Preparing for Interviews
Once you’ve applied for a job and the recruiter thinks you’re a good fit, it’s time to prepare yourself for the PM interview. Here are some things you can do to sharpen your interview skills:
- Mock Interviews: I can’t stress this point enough. Practice makes perfect. Find others who are also looking for PM positions and exchange interviews. They may give you invaluable feedback that you would have otherwise not utilized. Also, playing the role of the interviewer helps you gain empathy for what your hiring manager might be looking for. I found Exponent’s slack channel to be a great place to look for mock interview partners!
- Keep up with Industry Trends: Keep in touch with major technology trends and news. You don’t want to go to an interview talking about extremely outdated processes or technologies. You should also try to understand as much as you can about the domain that your job will be in. Check out podcasts (How I Built This with Guy Raz), tech blogs (like Stratechery), or even follow technologists (@Carnage4Life and @noah_weiss are some of my favorites) on Twitter.
- Mentorship: Look for a strong PM mentor to help guide you in your career. This person is someone who should have extensive PM experience and who resonates with your core beliefs with regards to a PM career. Alternatively, you can also mentor others! I’ve personally mentored many early career PMs, helping them land their first APM or PM jobs. By helping mentor others, I sharpened my own skills to better prepare me for interviews as well!
Acing the Interviews
PM interviews take many formats. Usually, you will encounter a phone screen, hiring manager interview, take-home assignment, and a final onsite interview. Each part of this interview process deserves its own article, but here are some general tips you should know:
- Have an opinion: As a candidate, you want to have an opinion. When I say this, I mean pick a stance on a subject and have defensible reasoning for your choice. The PM world isn’t always black and white and you need to demonstrate your decision-making process to the interviewer. Having an opinion demonstrates that you can back up your ideas/decisions with evidence that you’ve analyzed and interpreted. It also makes you a more memorable candidate than someone who’s too agreeable.

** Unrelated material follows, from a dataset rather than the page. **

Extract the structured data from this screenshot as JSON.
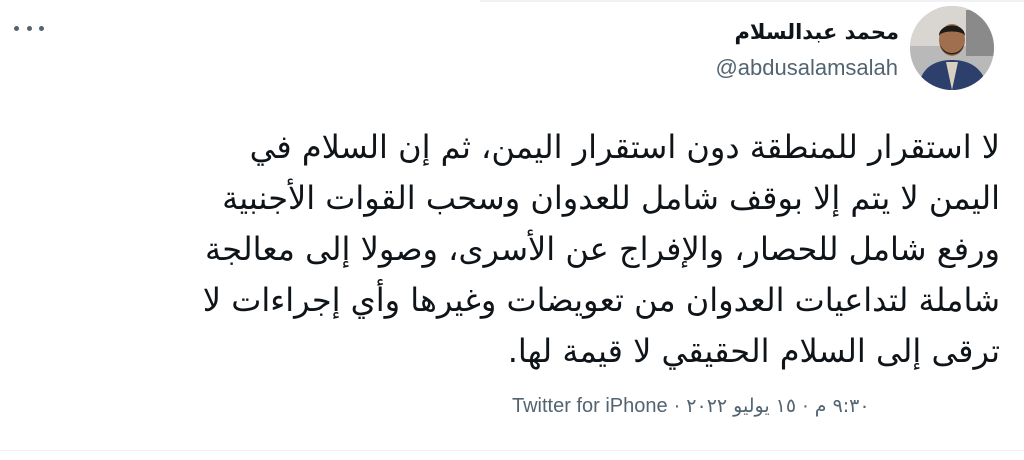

- Don’t be stubborn: While having an opinion that you’re steadfast on is great, you also don’t want to be stubborn. A great PM can take new information and reanalyze the entirety of a situation.
- Focus on your expertise: Sometimes, interviews will take you beyond your comfort zone. They’re abstract measures of a candidate’s ability to do their job well. Whenever possible, model your answers around themes and examples from your personal work experience. This will keep you rooted in your comfort zone and better convey your abilities to the hiring managers.
- Create a dialogue: Some people think of interviews like a test, where there are specific correct answers and everything else is wrong. As such, some candidates answer the question presented and leave it at that. Instead, try expanding on your answer by discussing trends, how it relates to your work, and asking a follow-up question to the interviewer. It will demonstrate depth to your answers and give them insight into your communication style.
Hopefully, you were able to take a few key tips away from this article. The PM interview process is a marathon and there are many talented runners. Keep focused on the end goal and you’ll land a PM position that suits your career growth in no time!
Additionally, if you’d like to boost your interview skills, I highly recommend checking out Exponent. Exponent offers great PM interview courses, connect you with seasoned interview coaches, and lets you meet other aspiring PMs to exchange mock interviews with. I highly recommend you check us out!